Gov. Mary Fallin said Monday she feels heartened after talking with the House Republican caucus about the prospects of getting an income-tax cut proposal this year.
“I think we've got a great opportunity to get a tax reform package to my desk to lower taxes in our state,” Fallin said after meeting with House Republicans in their closed caucus meeting.
House Speaker T.W. Shannon, R-Lawton, said afterward that discussions are ongoing about the size of the cut and when such a cut would take effect.
“My main goal is to get as much reduction for the people of Oklahoma as possible,” he said. “If I can get more of a reduction by delaying it one year, I'm open for it.”
Fallin and Shannon proposed a simple reduction of the top personal income tax rate from 5.25 percent to 5 percent, effective Jan. 1.
Senate Republicans rewrote the proposal, contained in House Bill 2032; it now calls for reducing the top personal income tax rate to 4.95 percent, taking effect in 2015.
It also ends the practice of five popular economic tax credits being sold to others who need to reduce their income tax liability to the state.
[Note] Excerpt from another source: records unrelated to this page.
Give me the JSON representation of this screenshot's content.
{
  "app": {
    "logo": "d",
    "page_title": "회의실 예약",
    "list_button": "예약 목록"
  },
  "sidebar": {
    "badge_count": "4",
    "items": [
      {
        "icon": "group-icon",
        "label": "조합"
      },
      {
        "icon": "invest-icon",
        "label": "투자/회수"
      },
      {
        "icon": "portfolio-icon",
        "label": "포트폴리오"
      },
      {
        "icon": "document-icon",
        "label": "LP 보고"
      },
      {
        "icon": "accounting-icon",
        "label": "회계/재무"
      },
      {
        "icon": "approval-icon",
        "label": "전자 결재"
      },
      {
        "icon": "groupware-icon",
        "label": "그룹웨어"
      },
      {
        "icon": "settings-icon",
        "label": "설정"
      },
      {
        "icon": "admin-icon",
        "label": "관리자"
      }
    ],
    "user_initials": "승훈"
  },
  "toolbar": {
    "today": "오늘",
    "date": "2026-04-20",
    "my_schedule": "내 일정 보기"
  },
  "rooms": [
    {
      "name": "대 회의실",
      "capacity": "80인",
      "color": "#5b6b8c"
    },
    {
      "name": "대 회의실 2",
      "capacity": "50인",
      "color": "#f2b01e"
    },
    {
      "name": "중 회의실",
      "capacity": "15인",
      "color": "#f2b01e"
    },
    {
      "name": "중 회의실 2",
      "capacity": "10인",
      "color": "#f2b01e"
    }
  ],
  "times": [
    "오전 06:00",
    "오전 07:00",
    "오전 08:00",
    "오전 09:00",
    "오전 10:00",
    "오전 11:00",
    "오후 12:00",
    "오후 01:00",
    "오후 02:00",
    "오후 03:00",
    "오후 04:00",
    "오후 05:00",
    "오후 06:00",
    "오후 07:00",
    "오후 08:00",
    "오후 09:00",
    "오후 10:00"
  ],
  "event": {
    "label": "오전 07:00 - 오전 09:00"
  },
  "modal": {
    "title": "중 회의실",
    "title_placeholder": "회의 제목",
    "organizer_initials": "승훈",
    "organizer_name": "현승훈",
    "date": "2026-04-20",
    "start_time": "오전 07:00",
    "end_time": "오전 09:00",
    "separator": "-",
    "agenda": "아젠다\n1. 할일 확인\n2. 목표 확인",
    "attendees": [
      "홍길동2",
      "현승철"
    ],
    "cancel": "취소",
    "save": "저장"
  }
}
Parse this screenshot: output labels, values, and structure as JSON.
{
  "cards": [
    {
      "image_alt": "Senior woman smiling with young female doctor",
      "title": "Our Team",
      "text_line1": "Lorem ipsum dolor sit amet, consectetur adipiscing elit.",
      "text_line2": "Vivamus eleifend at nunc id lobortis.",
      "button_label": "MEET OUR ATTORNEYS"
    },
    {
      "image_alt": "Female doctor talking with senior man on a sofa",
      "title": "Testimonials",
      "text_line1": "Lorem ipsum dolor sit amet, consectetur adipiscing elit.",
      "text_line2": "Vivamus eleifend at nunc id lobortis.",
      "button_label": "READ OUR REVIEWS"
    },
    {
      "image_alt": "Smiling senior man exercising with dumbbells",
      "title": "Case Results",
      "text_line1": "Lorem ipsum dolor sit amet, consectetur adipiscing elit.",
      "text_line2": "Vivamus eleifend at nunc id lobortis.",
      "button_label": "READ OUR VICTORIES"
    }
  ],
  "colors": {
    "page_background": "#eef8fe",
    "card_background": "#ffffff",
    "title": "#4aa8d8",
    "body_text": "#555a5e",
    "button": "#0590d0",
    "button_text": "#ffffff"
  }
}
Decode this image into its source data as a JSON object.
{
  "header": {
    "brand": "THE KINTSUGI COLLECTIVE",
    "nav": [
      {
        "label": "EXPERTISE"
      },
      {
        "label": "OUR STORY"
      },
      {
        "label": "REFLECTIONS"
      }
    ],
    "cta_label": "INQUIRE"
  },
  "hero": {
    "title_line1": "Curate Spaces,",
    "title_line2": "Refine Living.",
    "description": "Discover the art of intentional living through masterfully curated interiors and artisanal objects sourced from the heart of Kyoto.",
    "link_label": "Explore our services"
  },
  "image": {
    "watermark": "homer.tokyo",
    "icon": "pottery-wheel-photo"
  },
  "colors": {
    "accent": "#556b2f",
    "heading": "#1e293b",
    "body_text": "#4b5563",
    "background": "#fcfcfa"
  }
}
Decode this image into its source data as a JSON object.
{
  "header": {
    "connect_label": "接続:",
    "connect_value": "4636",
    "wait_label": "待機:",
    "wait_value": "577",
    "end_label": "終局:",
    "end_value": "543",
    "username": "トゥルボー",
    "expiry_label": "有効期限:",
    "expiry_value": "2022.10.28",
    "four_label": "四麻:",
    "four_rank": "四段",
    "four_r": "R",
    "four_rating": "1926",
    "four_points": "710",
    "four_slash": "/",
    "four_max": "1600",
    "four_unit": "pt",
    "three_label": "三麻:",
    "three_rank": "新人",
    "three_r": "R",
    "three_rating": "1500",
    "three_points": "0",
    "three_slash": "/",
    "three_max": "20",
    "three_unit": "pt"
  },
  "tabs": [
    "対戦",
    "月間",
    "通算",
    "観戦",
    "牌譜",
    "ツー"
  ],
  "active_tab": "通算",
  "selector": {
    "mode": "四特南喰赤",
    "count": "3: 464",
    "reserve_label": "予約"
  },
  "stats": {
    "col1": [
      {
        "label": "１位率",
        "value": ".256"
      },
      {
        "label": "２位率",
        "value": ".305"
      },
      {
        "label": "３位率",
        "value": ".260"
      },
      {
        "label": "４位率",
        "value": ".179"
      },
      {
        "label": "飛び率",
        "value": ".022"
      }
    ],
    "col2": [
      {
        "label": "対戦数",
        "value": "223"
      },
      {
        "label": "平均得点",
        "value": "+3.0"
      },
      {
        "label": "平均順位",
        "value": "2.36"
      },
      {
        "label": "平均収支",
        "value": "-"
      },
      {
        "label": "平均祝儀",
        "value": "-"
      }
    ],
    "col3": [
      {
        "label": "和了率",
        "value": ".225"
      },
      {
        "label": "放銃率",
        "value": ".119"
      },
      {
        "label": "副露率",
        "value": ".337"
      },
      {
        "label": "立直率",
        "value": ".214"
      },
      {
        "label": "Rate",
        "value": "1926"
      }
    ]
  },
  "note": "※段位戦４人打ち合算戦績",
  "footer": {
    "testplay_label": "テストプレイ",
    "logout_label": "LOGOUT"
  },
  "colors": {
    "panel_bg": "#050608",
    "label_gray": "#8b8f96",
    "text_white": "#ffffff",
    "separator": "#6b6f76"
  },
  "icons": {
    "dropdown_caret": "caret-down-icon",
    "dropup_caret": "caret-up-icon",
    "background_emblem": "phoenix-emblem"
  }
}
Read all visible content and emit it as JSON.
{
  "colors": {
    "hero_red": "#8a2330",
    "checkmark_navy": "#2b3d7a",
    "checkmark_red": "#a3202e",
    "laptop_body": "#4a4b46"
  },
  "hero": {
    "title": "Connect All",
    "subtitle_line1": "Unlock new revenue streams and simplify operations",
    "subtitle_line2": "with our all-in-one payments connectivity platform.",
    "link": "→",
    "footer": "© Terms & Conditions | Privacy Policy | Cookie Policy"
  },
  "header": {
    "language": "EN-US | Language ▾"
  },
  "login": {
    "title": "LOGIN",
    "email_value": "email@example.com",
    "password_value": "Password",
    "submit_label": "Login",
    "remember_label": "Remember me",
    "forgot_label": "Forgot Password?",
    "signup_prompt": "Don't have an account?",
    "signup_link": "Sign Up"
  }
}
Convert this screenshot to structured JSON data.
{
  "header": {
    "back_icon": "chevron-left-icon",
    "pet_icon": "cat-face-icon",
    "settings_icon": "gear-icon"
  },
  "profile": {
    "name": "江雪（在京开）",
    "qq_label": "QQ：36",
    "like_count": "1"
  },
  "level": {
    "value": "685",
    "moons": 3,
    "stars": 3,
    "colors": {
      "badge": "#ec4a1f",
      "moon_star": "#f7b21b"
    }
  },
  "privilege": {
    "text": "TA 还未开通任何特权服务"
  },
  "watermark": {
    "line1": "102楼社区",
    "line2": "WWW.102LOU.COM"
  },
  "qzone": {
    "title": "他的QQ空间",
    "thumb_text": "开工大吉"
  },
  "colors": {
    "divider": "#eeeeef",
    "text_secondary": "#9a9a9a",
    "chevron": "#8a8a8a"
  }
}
Senate President Pro Tem Brian Bingman, R-Sapulpa, said his caucus also may consider more changes, such as eliminating or reducing tax credits or deductions. Opponents of eliminating certain credits or deductions last year helped lead the defeat of several income tax-cutting bills.
Asked about Bingman's comments, Fallin said, “I think you'll find that tax breaks will be a separate issue from a tax cut.”
Nathan Atkins, Bingman's spokesman, said the pro tem remains committed to a responsible tax cut.
“He also remains committed to continuing a thoughtful discussion about tax reform,” Atkins said.
Fallin said talks are continuing among her, Shannon and Bingman.
“I think we're coming very close to finding common ground,” she said.